Now Sarai, Abram’s wife, had borne him no children. But she had an Egyptian slave named Hagar; 2 so she said to Abram, “The Lord has kept me from having children. Go, sleep with my slave; perhaps I can build a family through her.”Credit to the NIV for calling a slave a slave. For some reason they haven't been willing to do it up until now. It's interesting that in this situation Hagar becomes Abram's "wife." Later, we will meet the institution of concubinage, in which the sex slaves don't get to be called wives.
Abram agreed to what Sarai said. 3 So after Abram had been living in Canaan ten years, Sarai his wife took her Egyptian slave Hagar and gave her to her husband to be his wife. 4 He slept with Hagar, and she conceived.
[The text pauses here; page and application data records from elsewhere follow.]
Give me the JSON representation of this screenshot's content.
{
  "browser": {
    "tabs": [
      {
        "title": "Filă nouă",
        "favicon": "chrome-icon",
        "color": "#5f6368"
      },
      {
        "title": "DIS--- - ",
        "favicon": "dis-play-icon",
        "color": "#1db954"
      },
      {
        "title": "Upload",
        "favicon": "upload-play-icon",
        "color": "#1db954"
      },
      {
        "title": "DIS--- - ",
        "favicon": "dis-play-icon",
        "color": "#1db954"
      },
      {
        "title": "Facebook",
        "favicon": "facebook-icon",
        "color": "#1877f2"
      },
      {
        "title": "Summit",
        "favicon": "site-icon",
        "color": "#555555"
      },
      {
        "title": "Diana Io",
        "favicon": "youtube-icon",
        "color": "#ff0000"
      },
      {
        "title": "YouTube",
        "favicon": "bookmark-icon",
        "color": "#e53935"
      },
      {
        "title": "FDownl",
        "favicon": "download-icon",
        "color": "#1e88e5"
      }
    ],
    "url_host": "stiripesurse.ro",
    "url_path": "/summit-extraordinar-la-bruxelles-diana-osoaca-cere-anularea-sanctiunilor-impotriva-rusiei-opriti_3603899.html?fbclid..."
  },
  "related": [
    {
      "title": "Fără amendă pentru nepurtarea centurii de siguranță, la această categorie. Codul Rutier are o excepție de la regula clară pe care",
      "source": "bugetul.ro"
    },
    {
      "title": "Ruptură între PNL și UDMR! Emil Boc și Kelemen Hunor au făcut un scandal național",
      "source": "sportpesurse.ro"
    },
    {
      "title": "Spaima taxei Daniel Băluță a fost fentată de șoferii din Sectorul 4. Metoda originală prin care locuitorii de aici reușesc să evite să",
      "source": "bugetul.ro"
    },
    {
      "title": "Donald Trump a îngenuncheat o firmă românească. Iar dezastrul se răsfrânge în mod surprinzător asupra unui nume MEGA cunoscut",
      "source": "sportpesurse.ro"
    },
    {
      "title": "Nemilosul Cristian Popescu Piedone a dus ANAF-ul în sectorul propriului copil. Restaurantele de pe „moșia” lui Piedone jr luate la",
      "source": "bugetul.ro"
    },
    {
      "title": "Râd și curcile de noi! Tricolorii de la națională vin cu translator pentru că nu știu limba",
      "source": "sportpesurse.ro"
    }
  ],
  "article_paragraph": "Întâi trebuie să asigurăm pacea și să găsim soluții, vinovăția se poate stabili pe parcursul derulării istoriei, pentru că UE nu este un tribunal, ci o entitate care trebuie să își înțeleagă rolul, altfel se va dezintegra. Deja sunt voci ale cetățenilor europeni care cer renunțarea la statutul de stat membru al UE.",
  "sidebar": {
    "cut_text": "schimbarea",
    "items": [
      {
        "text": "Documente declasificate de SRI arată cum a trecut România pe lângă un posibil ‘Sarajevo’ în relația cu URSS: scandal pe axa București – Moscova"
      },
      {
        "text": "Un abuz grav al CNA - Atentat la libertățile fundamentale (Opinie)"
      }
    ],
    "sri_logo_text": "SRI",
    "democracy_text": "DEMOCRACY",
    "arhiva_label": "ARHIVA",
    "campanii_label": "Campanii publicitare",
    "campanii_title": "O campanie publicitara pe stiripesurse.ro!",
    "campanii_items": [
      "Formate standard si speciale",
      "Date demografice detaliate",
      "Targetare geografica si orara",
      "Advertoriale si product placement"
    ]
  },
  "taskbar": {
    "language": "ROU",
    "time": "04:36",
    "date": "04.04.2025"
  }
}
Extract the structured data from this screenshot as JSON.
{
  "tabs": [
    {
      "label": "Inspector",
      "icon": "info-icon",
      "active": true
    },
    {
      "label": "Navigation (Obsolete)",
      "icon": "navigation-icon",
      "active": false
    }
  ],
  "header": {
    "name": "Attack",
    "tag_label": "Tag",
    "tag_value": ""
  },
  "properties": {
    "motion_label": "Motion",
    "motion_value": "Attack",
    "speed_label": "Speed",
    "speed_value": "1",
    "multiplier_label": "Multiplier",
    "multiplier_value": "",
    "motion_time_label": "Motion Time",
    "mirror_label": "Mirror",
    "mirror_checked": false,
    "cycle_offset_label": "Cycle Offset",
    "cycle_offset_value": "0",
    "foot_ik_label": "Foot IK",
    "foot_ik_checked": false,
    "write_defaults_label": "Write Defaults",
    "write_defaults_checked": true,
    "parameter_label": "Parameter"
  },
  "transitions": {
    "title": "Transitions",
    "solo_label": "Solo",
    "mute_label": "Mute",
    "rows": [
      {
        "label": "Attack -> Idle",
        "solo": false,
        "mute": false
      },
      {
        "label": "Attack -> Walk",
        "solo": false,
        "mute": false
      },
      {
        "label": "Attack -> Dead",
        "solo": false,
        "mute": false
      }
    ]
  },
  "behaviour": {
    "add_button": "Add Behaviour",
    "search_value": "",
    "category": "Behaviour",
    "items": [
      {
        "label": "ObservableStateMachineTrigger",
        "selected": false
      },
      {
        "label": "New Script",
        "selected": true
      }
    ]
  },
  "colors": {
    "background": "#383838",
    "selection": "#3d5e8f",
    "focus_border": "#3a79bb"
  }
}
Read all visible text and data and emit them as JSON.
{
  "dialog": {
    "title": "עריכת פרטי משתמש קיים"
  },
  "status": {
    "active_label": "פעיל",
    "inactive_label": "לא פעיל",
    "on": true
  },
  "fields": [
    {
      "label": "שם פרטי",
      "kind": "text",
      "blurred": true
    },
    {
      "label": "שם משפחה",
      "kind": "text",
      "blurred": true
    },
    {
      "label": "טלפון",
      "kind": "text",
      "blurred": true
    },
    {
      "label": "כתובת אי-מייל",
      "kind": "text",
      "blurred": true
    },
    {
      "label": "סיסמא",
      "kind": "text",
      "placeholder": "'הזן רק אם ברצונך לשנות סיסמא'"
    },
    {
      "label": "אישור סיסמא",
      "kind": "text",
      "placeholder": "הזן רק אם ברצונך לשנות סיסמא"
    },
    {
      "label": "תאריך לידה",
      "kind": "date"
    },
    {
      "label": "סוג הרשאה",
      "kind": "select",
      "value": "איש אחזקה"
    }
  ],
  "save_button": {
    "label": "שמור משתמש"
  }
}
When she knew she was pregnant, she began to despise her mistress. 5 Then Sarai said to Abram, “You are responsible for the wrong I am suffering. I put my slave in your arms, and now that she knows she is pregnant, she despises me. May the Lord judge between you and me.”It's obviously hard for us to get inside the head of someone in Hagar's situation. But it does make sense that if you're a slave, and you're bearing the owner's child, you get some improved status. No doubt this was true of Sally Hemmings, though Thomas Jefferson's wife had died when Jefferson started having sex with her. In any case, Abram doesn't want Sarai to be jealous so he lets her mistreat Hagar. God evidently has a plan, however, which requires Hagar to submit to an abusive slavemaster, so tough shit. Then we get another prophecy:
6 “Your slave is in your hands,” Abram said. “Do with her whatever you think best.” Then Sarai mistreated Hagar; so she fled from her.
7 The angel of the Lord found Hagar near a spring in the desert; it was the spring that is beside the road to Shur. 8 And he said, “Hagar, slave of Sarai, where have you come from, and where are you going?”
“I’m running away from my mistress Sarai,” she answered.
9 Then the angel of the Lord told her, “Go back to your mistress and submit to her.” 10 The angel added, “I will increase your descendants so much that they will be too numerous to count.”
11 The angel of the Lord also said to her:"Ishmael" means God hears. That seems scant consolation. God has heard of your misery, and insists that you remain in it. And here we have yet another prophecy, which, like the curse upon Cain, doesn't actually happen.
“You are now pregnant
and you will give birth to a son.
You shall name him Ishmael,
for the Lord has heard of your misery.
12 He will be a wild donkey of a man;
his hand will be against everyone
and everyone’s hand against him,
and he will live in hostility
toward all his brothers.”
The name of the well could be one of those stupid Jeopardy! questions. It means "well of the living one who sees me." Later, Abe (whose name will have been changed by then for no apparent reason, to Abraham) will have a second son, Isaac, who will thenceforth be referred to as his only son. This may be true in a sense because Abraham will eventually kick Ishmael out of the house and disown him. I know I'm getting ahead of myself here but we're trying to keep track of what it would really mean to "live biblically." If there is one thing God does not know, it's right from wrong.13 She gave this name to the Lord who spoke to her: “You are the God who sees me,” for she said, “I have now seen the One who sees me.” 14 That is why the well was called Beer Lahai Roi; it is still there, between Kadesh and Bered.15 So Hagar bore Abram a son, and Abram gave the name Ishmael to the son she had borne. 16 Abram was eighty-six years old when Hagar bore him Ishmael.